According to the Company’s FORM 10-K For the fiscal year ended January 31, 2005, on February 19, 2004, the lead plaintiff filed a notice of appeal to the United States Court of Appeals for the First Circuit from the memorandum and order granting the motion to dismiss all claims in their entirety. On February 8, 2005, the United States Court of Appeal dismissed this appeal.
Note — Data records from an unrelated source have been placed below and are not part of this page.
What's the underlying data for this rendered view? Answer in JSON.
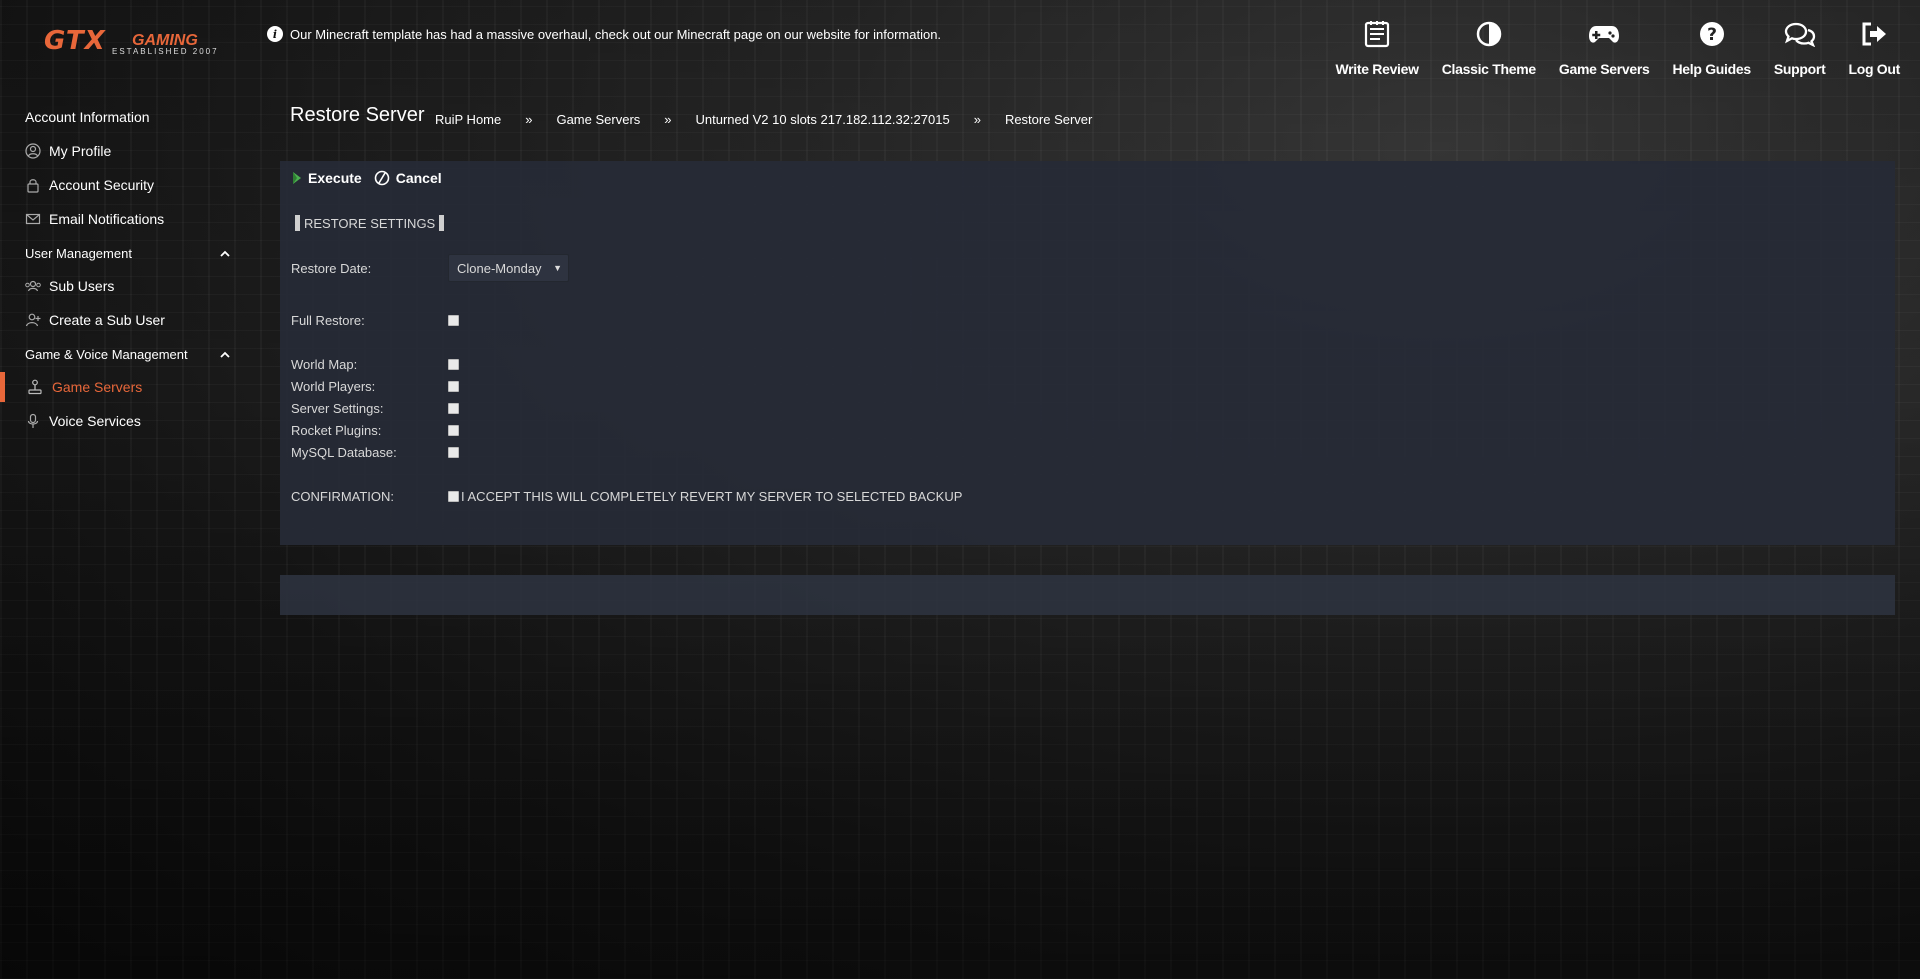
{
  "brand": {
    "logo_text": "GTX",
    "logo_sub": "GAMING",
    "logo_tagline": "ESTABLISHED 2007"
  },
  "notice": {
    "text": "Our Minecraft template has had a massive overhaul, check out our Minecraft page on our website for information."
  },
  "topnav": [
    {
      "label": "Write Review",
      "icon": "write-review-icon"
    },
    {
      "label": "Classic Theme",
      "icon": "contrast-icon"
    },
    {
      "label": "Game Servers",
      "icon": "gamepad-icon"
    },
    {
      "label": "Help Guides",
      "icon": "question-icon"
    },
    {
      "label": "Support",
      "icon": "chat-bubbles-icon"
    },
    {
      "label": "Log Out",
      "icon": "logout-icon"
    }
  ],
  "sidebar": {
    "account_heading": "Account Information",
    "account_items": [
      {
        "label": "My Profile",
        "icon": "user-icon"
      },
      {
        "label": "Account Security",
        "icon": "lock-icon"
      },
      {
        "label": "Email Notifications",
        "icon": "envelope-icon"
      }
    ],
    "user_mgmt_heading": "User Management",
    "user_items": [
      {
        "label": "Sub Users",
        "icon": "users-icon"
      },
      {
        "label": "Create a Sub User",
        "icon": "add-user-icon"
      }
    ],
    "game_mgmt_heading": "Game & Voice Management",
    "game_items": [
      {
        "label": "Game Servers",
        "icon": "joystick-icon",
        "active": true
      },
      {
        "label": "Voice Services",
        "icon": "microphone-icon"
      }
    ]
  },
  "page": {
    "title": "Restore Server",
    "breadcrumbs": [
      "RuiP Home",
      "»",
      "Game Servers",
      "»",
      "Unturned V2 10 slots 217.182.112.32:27015",
      "»",
      "Restore Server"
    ]
  },
  "actions": {
    "execute": "Execute",
    "cancel": "Cancel"
  },
  "form": {
    "section_title": "RESTORE SETTINGS",
    "restore_date_label": "Restore Date:",
    "restore_date_value": "Clone-Monday",
    "full_restore_label": "Full Restore:",
    "options": [
      "World Map:",
      "World Players:",
      "Server Settings:",
      "Rocket Plugins:",
      "MySQL Database:"
    ],
    "confirmation_label": "CONFIRMATION:",
    "confirmation_text": "I ACCEPT THIS WILL COMPLETELY REVERT MY SERVER TO SELECTED BACKUP"
  },
  "colors": {
    "accent": "#e8673a",
    "panel": "#262b36"
  }
}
As summarized by the same SEC filing, six purported securities class action lawsuits, all alleging nearly identical claims, were filed in the United States District Court for the District of Massachusetts. On April 3, 2003, the Court consolidated these complaints into one action captioned: In re SeaChange International, Inc., et al. Securities Litigation, Civil Action No. 02-12116-DPW. On May 16, 2003, the plaintiffs filed a consolidated and amended class action complaint (the “Complaint”). On July 18, 2003, SeaChange and the individual defendants filed a motion to dismiss all claims in their entirety, with prejudice. The lead plaintiff’s opposition to the motion to dismiss was filed on September 12, 2003, and the defendants’ reply memorandum was filed on October 8, 2003. A hearing on the motion to dismiss took place on January 16, 2004. On February 6, 2004, Judge Woodlock of the United States District Court for the District of Massachusetts issued a memorandum granting the motion to dismiss all claims asserted against the Company and the individual defendants, and an order of dismissal was entered by the court on February 9, 2004.
The original Complaint allege that the registration statement and prospectus issued by SeaChange in connection with its stock offering completed on January 31, 2002 contained statements that were materially inaccurate. Specifically, the Complaint alleges that defendants violated Sections 11, 12(a)(2) and 15 of the Securities Act of 1933 by issuing a false and misleading prospectus on or about January 29, 2002. As alleged in the Complaint, at all relevant times, SeaChange purported to be a leading developer, manufacturer and marketer of video storage systems which purportedly automate the management and distribution of video streams, such as movies and other feature presentations and advertisements. The Complaint further alleges that the Prospectus was materially false and misleading because it failed to disclose, among other things, that the Company was unable to compete effectively due to its inability to provide server systems large enough to meet the needs of cable companies located in major metropolitan areas and that the Company's products were dependent on technology, developed and patented by a key competitor, as to which SeaChange did not have proprietary rights.